On the Rotunda’s opening day, May 14, 1936, 27,000 people visited the exhibits there. It would remain one of the top industrial attractions in the country for the next quarter century.

New Ford Cars for 1940 Displayed in Ford Rotunda, Dearborn, Michigan, 1939 (http://bit.ly/1axUGrU)

Courtyard inside Ford Rotunda Building, Dearborn, Michigan, 1937 (http://bit.ly/130S40k)

The Ford Rotunda began its third life in 1952, when Ford Motor Company executives decided that the now-outdated building and its exhibits needed a complete renovation.

Brochure, "The Ford Rotunda, Fifty Years Forward on the American Road" 1953 (http://bit.ly/14nWeou)

A significant addition was the new roof designed by Buckminster Fuller.

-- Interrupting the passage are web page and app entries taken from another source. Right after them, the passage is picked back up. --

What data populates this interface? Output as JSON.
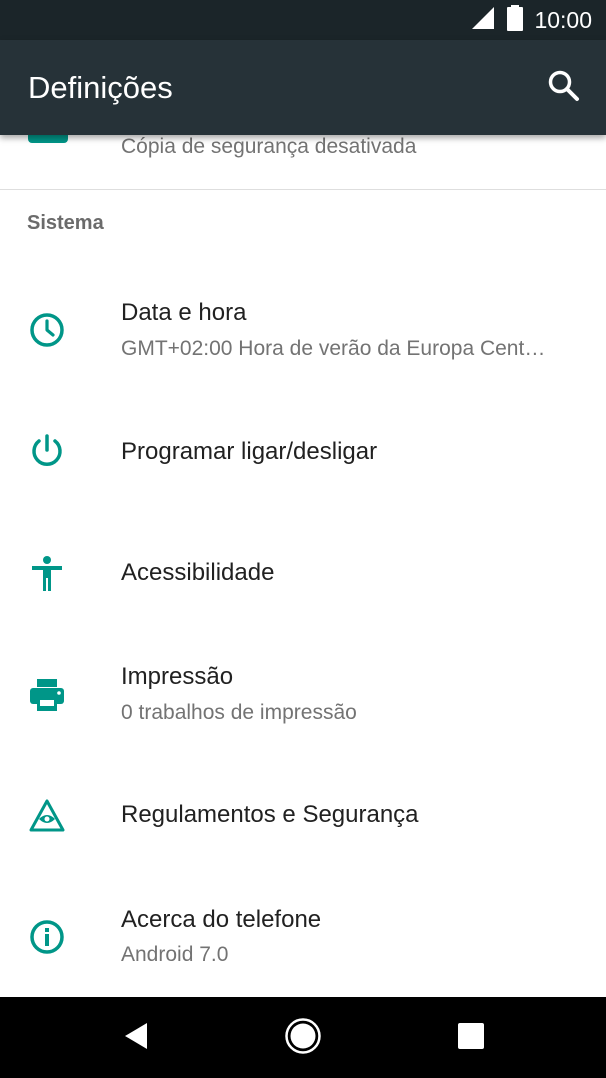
{
  "status_bar": {
    "time": "10:00",
    "signal_icon": "cell-signal-icon",
    "battery_icon": "battery-icon"
  },
  "app_bar": {
    "title": "Definições",
    "search_icon": "search-icon"
  },
  "partial_item": {
    "subtitle": "Cópia de segurança desativada",
    "icon": "backup-icon"
  },
  "section": {
    "header": "Sistema"
  },
  "items": [
    {
      "title": "Data e hora",
      "subtitle": "GMT+02:00 Hora de verão da Europa Cent…",
      "icon": "clock-icon"
    },
    {
      "title": "Programar ligar/desligar",
      "subtitle": "",
      "icon": "power-icon"
    },
    {
      "title": "Acessibilidade",
      "subtitle": "",
      "icon": "accessibility-icon"
    },
    {
      "title": "Impressão",
      "subtitle": "0 trabalhos de impressão",
      "icon": "printer-icon"
    },
    {
      "title": "Regulamentos e Segurança",
      "subtitle": "",
      "icon": "regulatory-icon"
    },
    {
      "title": "Acerca do telefone",
      "subtitle": "Android 7.0",
      "icon": "info-icon"
    }
  ],
  "nav_bar": {
    "back_icon": "back-icon",
    "home_icon": "home-icon",
    "recents_icon": "recents-icon"
  },
  "colors": {
    "accent": "#009688",
    "app_bar": "#263238",
    "status_bar": "#1b2529"
  }
}
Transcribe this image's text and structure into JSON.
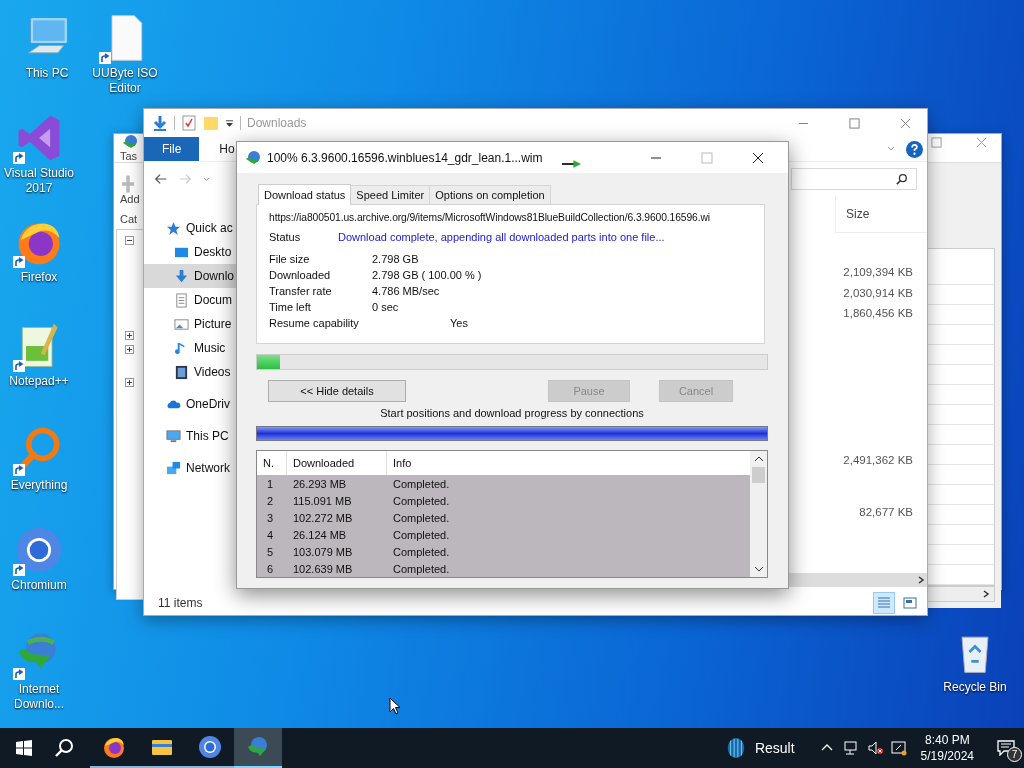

The inner court, now put to more extensive and varied uses, needed a roof. But the building, originally designed to be open-air, would not support the weight of a conventional roof. Fuller’s geodesic dome design seemed to perfectly solve the problem, promising to be both durable and extra-lightweight.

Ford Rotunda with Newly Added Dome, Dearborn, Michigan, circa 1953 (http://bit.ly/13qAOFb)

Workers Assembling the Geodesic Dome Roof on Ford Rotunda Building, Dearborn, Michigan, 1954 (http://bit.ly/114UFJd)

On June 16, 1953, the Ford Rotunda re-opened to the public. Between 1953 and 1962, it became one of the Midwest’s principal tourist attractions, annually drawing more than one-and-a-half million visitors. Ford took advantage of the Rotunda’s popularity to call attention to new car models. But its biggest draw was the annual “Christmas Fantasy.”

Ford Falcon Automobile and Christmas Tree Inside the Ford Rotunda Building, Dearborn, Michigan, 1959

Sadly, the Ford Rotunda burned down on November 9, 1962, while the building was being prepped for the annual Christmas show. A waterproof sealer that was to be sprayed on the geodesic dome panels caught on fire. The company decided not to rebuild. Today, only Rotunda Drive in Dearborn serves as a reminder of this once-iconic and unique building.

Fire at the Ford Rotunda Building, Dearborn, Michigan, 1962

Donna R. Braden, Curator of Public Life, learned all about the Ford Rotunda when she put together the “Ford at the Fair” cases outside the “Designing Tomorrow” exhibition in Henry Ford Museum.

Dearborn, Ford Rotunda